I think, you're confusing lambda and LINQ. Lambda functions are not lazy evaluated. They are simply delegates (or anonymous functions). You can even invoke a lambda function asynchronously. But, these are irrelevant to lazy evaluation. For LINQ case, lazy evaluation is "must-have". Because, you can add queries on queries. So, at data reading, they have to be evaluated to simplify LINQ queries to actual data queries (say SQL). To make it clear, here is "real" product "LINQ to SQL" code from our applications:
Originally Posted by m^2
This code does not execute any single line of SQL code. It accumulates LINQ queries over and over again by given filtering parameters. If you want to fetch data you can just simply call "query.ToArray()" to compile LINQ query into SQL on demand. As to overhead, it's very little today with service packs. At first times, it was damn slow comparing to precompiled queries.

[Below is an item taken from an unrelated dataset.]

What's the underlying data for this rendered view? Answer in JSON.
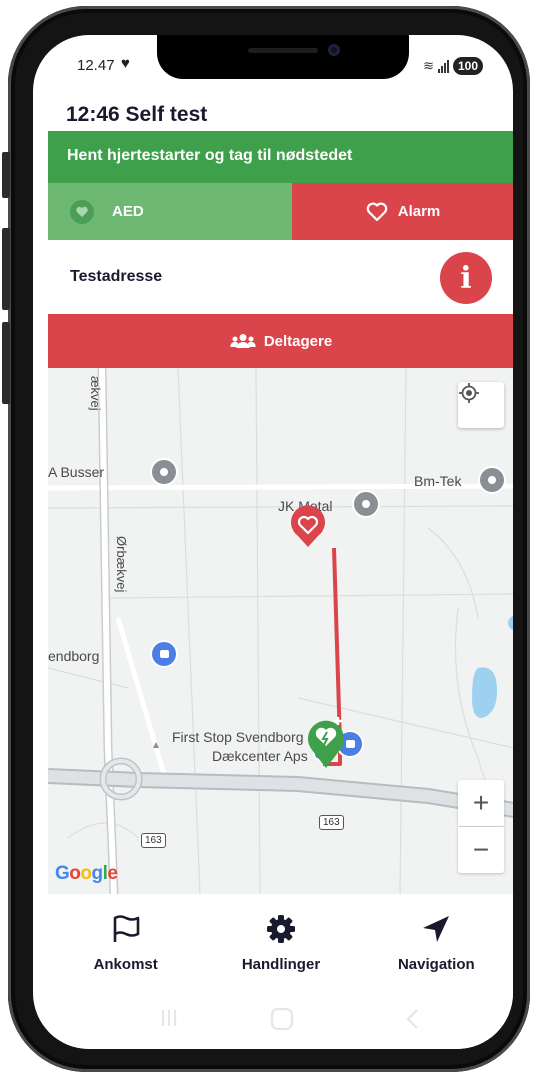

private static IQueryable<UdtProject> BuildQuery(ModuleDataContext context,
int companyID, int engineerID, int cityID, int countyID, string approvalState)
var query = from x in context.UdtProjects select x;

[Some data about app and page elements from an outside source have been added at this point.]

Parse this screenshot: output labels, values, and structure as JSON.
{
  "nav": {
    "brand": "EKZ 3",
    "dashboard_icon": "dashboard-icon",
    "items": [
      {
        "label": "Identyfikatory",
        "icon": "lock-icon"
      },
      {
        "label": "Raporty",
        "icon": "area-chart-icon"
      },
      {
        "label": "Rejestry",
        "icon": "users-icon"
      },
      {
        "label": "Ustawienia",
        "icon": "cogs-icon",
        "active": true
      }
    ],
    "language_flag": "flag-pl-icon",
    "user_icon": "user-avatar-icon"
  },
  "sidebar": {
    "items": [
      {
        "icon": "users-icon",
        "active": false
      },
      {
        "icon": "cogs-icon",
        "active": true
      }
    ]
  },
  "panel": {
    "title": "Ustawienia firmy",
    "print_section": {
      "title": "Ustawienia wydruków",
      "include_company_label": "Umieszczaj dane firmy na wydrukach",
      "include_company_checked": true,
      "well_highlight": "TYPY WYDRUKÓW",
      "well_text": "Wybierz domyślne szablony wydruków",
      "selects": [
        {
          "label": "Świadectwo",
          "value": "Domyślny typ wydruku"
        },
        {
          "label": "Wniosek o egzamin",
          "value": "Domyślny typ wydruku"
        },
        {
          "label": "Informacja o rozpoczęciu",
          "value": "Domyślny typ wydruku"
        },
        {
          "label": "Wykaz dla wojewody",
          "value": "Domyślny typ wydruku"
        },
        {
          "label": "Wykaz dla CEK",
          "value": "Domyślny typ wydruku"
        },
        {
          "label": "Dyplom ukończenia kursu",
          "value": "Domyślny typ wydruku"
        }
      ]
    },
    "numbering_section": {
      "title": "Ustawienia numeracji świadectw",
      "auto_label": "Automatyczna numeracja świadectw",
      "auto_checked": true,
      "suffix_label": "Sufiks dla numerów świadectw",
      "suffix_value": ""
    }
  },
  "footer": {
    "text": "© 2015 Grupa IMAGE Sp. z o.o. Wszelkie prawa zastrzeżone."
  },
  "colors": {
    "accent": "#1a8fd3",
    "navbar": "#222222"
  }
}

if (companyID > 0)
query = from x in query where x.CompanyID == companyID select x;
if (engineerID > 0)
query = from x in query where x.EngineerID == engineerID select x;
if ((cityID > 0) && (countyID < 0))
query = from x in query where x.County.CityID == cityID select x;
if (countyID > 0)
query = from x in query where x.CountyID == countyID select x;
UdtProjectApprovalState state = ObjectParser.ParseEnum<UdtProjectApprovalState>(approvalState);
query = from x in query where x.ApprovalState == state.ToString() select x;
Here is the code that calls the above code. Note that until "ToArray()", it's still not evaluated.
using (ModuleDataContext context = new ModuleDataContext(CmsHelper.ConnectionString))
var query = BuildQuery(context, companyID, engineerID, cityID, countyID, approvalState);
return (from x in query
orderby x.CreationTime descending,
"Equals()" are used for reference equality by default. In intellisense tip, description is clear to me. It compares references not actual data. If you want to compare containing data, there is a IEquatable interface for such usages (you have to implement that interface for your objects). If you want to extend this "comparing containing data" feature to all objects, you can still write a simple extension method which invokes reflection to compare arbitrary classes' containing data.
Originally Posted by m^2
I think, you make some assumption before using a method and that causes to pull you into trouble. Fastest way could be just read intellisense tip.